Answers to the homework questions.


There will be three quizzes during the quarter in addition to the final. The three quizzes and the final are closed-book and closed-notes. You only need to bring a #2 pencil to these exams.

Quiz Schedule:

Quiz 1: Friday, October 16 [Results]
Quiz 2: Thursday, November 5 [Results]
Quiz 3: Monday, November 30 [Outline of Topics] [Results]

Final Exam:

The final exam will be on Tuesday, December 8 from 9:30-11:18am in 0100 Mendenhall Laboratory [Study Guide]

Internet Resources

Lecture Outlines
Planetarium and Roof Night Schedule
Prof. Richard Pogge's Selected Astronomical Internet Links for further exploration

Some Astronomy Picture Sites:

Astronomy Picture of the Day
NASA Planetary Photojournal A great collection of planetary images at JPL.
Latest pictures from the Saturn system returned by the Cassini spacecraft.
Latest pictures from the Mars Exploration Rovers Spirit and Opportunity.
Latest pictures from the Hubble Space Telescope
Pictures from the Chandra X-ray Observatory
Pictures from the Spitzer Space Telescope

This Week's Sky at a Glance

Courtesy of Sky & Telescope Magazine

Further Reading

Below is compiled a list of books that expand on the material covered in the course for those interested in further reading.

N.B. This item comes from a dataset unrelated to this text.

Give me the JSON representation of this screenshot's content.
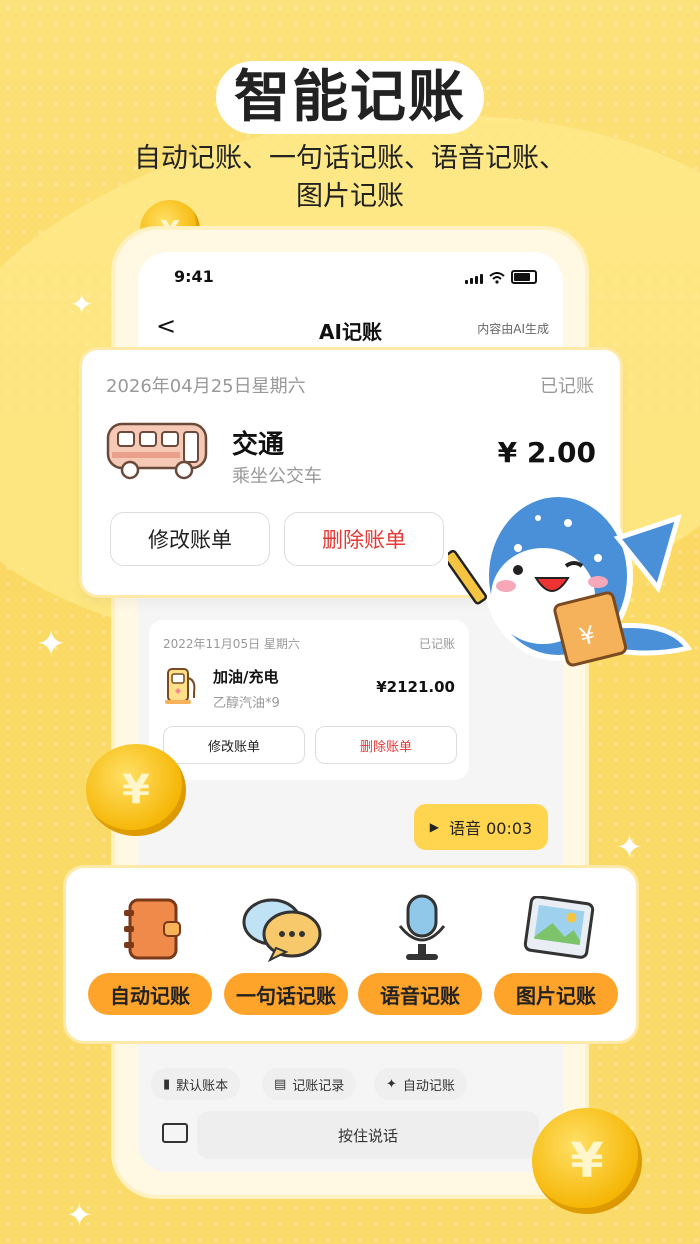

These books are not required, or even recommended, for this course. They are listed here purely for the benefit of students interested in exploring some of the topics from class in further detail on their own.
The Discoverers: A History of Man's Search to Know His World and Himself by Daniel J. Boorstin
This book, by the late Librarian of Congress, is an excellent overview of how human discovery and invention have shaped history. I drew many historical anecdotes from this book to supplement the lectures, including those on time, the calendar, and other aspects of the history of science.
Longitude: The True Story of a Lone Genius Who Solved the Greatest Scientific Problem of His Time by Dava Sobel
An excellent and very readable account of John Harrison's invention of a precise, compact chronometer to solve a centuries-old scientific problem. The work of many great scientific minds on the longitude problem are well placed in this historical context.
The Book Nobody Read by Owen Gingerich
A narrative of the author's search to track down all remaining copies of Copernicus' De Revolutionibus, along with an engaging description of the Copernican Revolution and the dawn of modern astronomy.

Copyright Statement

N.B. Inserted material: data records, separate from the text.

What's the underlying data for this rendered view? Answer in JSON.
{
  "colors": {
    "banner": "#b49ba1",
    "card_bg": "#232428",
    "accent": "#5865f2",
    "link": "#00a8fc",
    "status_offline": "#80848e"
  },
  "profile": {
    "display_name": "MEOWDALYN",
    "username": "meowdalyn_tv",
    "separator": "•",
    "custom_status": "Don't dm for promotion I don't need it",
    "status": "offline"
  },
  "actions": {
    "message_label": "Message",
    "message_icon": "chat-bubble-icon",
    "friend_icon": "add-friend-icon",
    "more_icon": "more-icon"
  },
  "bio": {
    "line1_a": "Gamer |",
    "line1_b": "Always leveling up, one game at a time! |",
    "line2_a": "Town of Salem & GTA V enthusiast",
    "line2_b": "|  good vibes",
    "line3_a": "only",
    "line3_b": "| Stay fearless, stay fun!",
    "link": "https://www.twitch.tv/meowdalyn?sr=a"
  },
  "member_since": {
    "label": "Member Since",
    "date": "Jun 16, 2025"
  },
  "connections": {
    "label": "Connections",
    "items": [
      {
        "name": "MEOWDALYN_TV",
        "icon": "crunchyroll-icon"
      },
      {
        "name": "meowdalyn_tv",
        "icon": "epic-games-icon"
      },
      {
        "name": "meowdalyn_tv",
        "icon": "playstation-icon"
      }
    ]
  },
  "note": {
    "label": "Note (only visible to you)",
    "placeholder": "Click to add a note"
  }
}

All of the written materials provided in these web pages are copyrighted by the course instructor, except as noted. In addition, some images and animations are also copyrighted by the instructor, while others are copyrighted by the original sources. Please read the Copyright Statement before you make copies of any of these web pages for any purpose. Use of these notes implies that you have read and understood the copyright statement. The image at the top of this page is from NASA.

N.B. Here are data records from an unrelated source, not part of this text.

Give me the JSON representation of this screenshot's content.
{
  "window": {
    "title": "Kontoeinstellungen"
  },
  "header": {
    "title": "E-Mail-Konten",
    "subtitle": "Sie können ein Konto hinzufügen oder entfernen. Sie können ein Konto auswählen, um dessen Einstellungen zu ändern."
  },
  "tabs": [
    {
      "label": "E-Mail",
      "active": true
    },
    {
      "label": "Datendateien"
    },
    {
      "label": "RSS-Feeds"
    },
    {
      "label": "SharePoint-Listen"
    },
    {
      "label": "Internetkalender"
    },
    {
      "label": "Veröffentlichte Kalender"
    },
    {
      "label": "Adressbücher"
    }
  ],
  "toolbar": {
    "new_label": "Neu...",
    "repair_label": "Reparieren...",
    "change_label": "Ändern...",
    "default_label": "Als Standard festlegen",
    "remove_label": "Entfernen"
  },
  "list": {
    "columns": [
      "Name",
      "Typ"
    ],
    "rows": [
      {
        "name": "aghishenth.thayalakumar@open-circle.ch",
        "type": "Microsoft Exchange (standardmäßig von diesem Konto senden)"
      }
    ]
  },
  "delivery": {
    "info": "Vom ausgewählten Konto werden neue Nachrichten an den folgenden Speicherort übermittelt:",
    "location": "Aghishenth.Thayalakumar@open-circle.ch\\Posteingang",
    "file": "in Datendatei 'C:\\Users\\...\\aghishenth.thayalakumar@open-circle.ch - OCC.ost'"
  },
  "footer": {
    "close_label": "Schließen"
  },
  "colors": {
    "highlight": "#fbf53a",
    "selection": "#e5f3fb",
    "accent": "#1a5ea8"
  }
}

Updated: 2007 March 14
Copyright Scott Gaudi All Rights Reserved.